Paris-based hospitality giant Accor built the 35-story Novotel in 1984 and owned it until 2012, when it sold the spot to Apollo Global Management (APO) and Chartres Lodging Group for about $94 million, The Real Deal reported. As part of the deal, Accor stayed on as the manager and the new owners embarked on a $118 million renovation of the property.

Apollo and Chartres sold the hotel two years later to London-based Millennium & Copthorne Hotels for $273.6 million in an all-cash deal, with Accor remaining on as the manager, Commercial Observer previously reported.

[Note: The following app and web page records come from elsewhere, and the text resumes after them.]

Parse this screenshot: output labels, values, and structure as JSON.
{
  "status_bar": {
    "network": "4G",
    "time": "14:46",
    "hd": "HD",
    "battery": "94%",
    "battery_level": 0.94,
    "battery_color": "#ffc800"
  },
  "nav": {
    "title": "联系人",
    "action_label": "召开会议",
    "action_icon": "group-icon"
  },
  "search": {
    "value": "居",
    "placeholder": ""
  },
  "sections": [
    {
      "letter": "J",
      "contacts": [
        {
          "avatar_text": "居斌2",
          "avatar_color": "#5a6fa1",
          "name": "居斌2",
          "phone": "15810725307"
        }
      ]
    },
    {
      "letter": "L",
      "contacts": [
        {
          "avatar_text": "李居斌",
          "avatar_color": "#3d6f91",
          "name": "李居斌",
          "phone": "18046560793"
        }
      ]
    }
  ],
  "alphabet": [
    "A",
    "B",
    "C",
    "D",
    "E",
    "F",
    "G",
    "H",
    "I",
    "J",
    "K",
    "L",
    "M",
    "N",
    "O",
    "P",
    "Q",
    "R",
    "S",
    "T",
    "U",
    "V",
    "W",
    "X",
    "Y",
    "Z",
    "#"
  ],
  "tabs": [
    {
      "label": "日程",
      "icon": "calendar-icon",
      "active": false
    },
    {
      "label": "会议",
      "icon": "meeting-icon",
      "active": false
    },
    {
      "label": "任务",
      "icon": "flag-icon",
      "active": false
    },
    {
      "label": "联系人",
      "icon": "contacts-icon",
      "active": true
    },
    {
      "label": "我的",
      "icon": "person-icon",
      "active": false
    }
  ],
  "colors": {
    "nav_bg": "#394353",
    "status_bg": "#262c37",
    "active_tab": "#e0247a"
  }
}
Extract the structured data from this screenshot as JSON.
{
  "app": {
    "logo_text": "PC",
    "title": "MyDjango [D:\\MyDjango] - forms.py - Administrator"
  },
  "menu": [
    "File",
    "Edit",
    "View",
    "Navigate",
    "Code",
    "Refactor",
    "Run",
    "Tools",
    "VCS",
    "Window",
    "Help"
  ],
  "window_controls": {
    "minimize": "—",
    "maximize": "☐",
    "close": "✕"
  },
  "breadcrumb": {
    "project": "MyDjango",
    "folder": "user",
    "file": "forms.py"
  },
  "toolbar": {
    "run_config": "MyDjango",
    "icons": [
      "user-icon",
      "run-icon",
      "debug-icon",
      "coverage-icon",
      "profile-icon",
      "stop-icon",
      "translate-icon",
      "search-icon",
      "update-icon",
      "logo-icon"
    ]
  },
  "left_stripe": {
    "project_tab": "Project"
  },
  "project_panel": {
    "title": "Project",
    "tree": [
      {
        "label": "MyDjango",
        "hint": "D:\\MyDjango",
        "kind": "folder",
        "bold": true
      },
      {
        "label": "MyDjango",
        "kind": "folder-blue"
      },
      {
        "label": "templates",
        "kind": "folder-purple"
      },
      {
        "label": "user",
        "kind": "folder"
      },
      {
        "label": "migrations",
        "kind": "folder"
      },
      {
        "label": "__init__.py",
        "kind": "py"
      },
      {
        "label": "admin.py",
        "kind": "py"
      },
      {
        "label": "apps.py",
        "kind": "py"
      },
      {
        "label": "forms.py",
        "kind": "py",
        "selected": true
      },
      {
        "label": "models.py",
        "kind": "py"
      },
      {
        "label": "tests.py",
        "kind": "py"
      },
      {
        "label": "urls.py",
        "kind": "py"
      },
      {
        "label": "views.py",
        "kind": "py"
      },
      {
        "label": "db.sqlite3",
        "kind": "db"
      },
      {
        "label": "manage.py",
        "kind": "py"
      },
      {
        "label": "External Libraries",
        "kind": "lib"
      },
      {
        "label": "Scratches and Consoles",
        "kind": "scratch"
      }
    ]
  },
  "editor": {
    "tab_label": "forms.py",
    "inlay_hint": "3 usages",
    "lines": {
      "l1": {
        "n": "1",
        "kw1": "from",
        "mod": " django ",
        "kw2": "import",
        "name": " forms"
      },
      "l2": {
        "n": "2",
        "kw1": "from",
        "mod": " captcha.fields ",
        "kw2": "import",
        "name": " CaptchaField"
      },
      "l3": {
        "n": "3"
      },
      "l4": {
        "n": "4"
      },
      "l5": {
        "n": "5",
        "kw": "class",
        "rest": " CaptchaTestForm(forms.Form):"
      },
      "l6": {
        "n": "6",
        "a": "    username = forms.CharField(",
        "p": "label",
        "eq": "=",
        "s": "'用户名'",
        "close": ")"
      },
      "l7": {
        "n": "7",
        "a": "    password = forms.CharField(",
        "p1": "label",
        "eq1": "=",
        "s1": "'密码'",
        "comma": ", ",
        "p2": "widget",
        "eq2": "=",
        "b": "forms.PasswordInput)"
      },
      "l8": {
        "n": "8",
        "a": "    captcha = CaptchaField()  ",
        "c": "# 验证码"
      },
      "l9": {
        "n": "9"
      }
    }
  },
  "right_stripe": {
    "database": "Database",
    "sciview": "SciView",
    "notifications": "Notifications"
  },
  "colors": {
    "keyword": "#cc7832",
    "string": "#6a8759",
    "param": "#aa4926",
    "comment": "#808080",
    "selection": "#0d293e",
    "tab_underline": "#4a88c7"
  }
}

As the coronavirus pandemic kept travelers confined to their homes, the Novotel first shuttered its doors on March 15 and furloughed 137 of its workers, according to the WARN Act filing. It later laid off eight employees in July.

The Novotel joins a growing number of hotels around Manhattan that have permanently shuttered due to COVID-19. In September, the 44-story Hilton Times Square closed, and the next month, the landmarked Roosevelt Hotel in Midtown did the same.

As of September 2020, the latest numbers available, 58 percent of Manhattan’s 129,000 hotel rooms were still closed with 2,700 expected never to reopen, according to a report from PricewaterhouseCoopers

Hotel occupancy fell to 32.5 percent for the week ending on Dec. 26, its lowest level since early May, and a 33 percent drop from the same time in 2019, according to STR.

The city went through a hotel building boom in recent years — growing from about 97,500 rooms in 2015 to about 138,000 before COVID hit — leaving many concerned about what will become of the large, empty buildings once closed.

“They employ lots of people, and they are a big part of our economy,” Councilman Keith Powers, whose district includes hotel hot spot Midtown, previously told CO. “They’re a foothold to the middle class for many New Yorkers. They’re a sector we rely on.”

Update: This story has been updated with a statement from owner Millennium & Copthorne Hotels saying it will reopen the hotel under a new brand.